“We have used rear-wheel drive in the latest R8. But, normally, Quattro is part of our heritage. It means safe, agile, and competitive driving,” Rolf Michl, Audi Sport’s sales and marketing boss, told British magazine Autocar.
His comments seemingly rule out tail-happy variants of the RS 6 Avant (which is finally available in the United States) and the RS 7 Sportback, among others. It also closes the door to front-wheel drive models.

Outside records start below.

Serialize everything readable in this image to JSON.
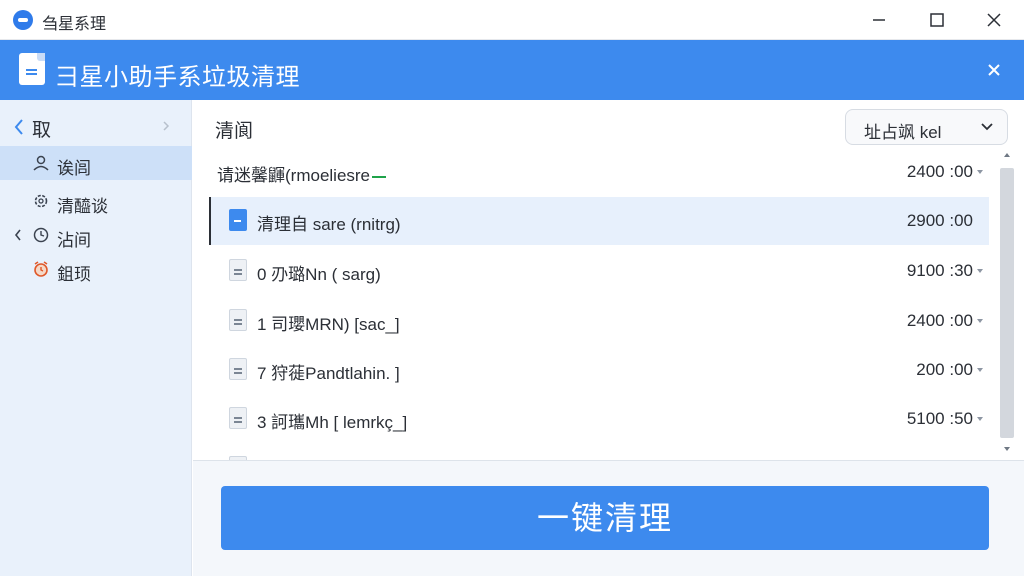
{
  "window": {
    "title": "刍星系理"
  },
  "header": {
    "title": "彐星小助手系垃圾清理"
  },
  "sidebar": {
    "back_label": "取",
    "items": [
      {
        "label": "诶闾",
        "icon": "user-icon",
        "active": true
      },
      {
        "label": "清醯谈",
        "icon": "gear-icon",
        "active": false
      },
      {
        "label": "沾间",
        "icon": "clock-icon",
        "active": false
      },
      {
        "label": "鉏顼",
        "icon": "alarm-clock-icon",
        "active": false
      }
    ]
  },
  "main": {
    "section_title": "清阆",
    "sort_dropdown": {
      "selected": "址占飒  kel"
    },
    "files": [
      {
        "name": "请迷馨鼲(rmoeliesre",
        "size": "2400 :00",
        "icon": "none",
        "selected": false
      },
      {
        "name": "清理自 sare (rnitrg)",
        "size": "2900 :00",
        "icon": "blue-file-icon",
        "selected": true
      },
      {
        "name": "0 刅璐Nn ( sarg)",
        "size": "9100 :30",
        "icon": "file-icon",
        "selected": false
      },
      {
        "name": "1 司瓔MRN) [sac_]",
        "size": "2400 :00",
        "icon": "file-icon",
        "selected": false
      },
      {
        "name": "7 狩蓰Pandtlahin. ]",
        "size": "200 :00",
        "icon": "file-icon",
        "selected": false
      },
      {
        "name": "3 訶瓗Mh [ lemrkç_]",
        "size": "5100 :50",
        "icon": "file-icon",
        "selected": false
      }
    ],
    "clean_button_label": "一键清理"
  }
}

Looking ahead, Audi Sport is working on its first series-produced electric car. It will be closely related to the E-Tron GT concept introduced at the 2018 edition of the Los Angeles Auto Show, and it will share its architecture with the Porsche Taycan. It likely won’t remain the company’s only battery-powered model for long, but Michl stressed his team decided that even upcoming electric cars will need to offer Quattro all-wheel drive.
“I don’t hear any different views [from people] on this, even with electrified versions in the future. We’ll stay with our approach: Quattro is a major part of RS models,” he clarified during the same interview.
Like the regular E-Tron, the GT will receive a through-the-road all-wheel drive system, meaning there won’t be a mechanical connection between the front and rear axles. Looking at the Taycan’s specifications sheet suggests Audi will assign an electric motor to each set of wheels and stuff a lithium-ion battery pack directly under the passenger compartment. It will tune the drivetrain in-house instead of copying and pasting it directly from its sister company. And, it told Autoblog the production model will look a lot like the concept that previewed it.
Although reports claim Audi will retire the R8 nameplate at the end of the current, second-generation model’s life cycle, Michl revealed executives are still trying to make a business case for a replacement. He called it “a real brand-shaper,” but he warned deciding whether to move forward with the project is difficult because “it has to fit future expectations.” In other words, it needs to be suitably efficient to comply with future emissions regulations.
Unverified rumors about the R8’s future swirl around the internet on a regular basis. The latest nugget of insider information suggests the nameplate could see its lease on life extended, though it will need to be electrified in one way or another. Audi is allegedly considering making it electric, but it may choose a hybrid powertrain instead because the R8 is closely linked to the firm’s customer-racing program. It’s sold in GT2, GT3, and GT4 variants.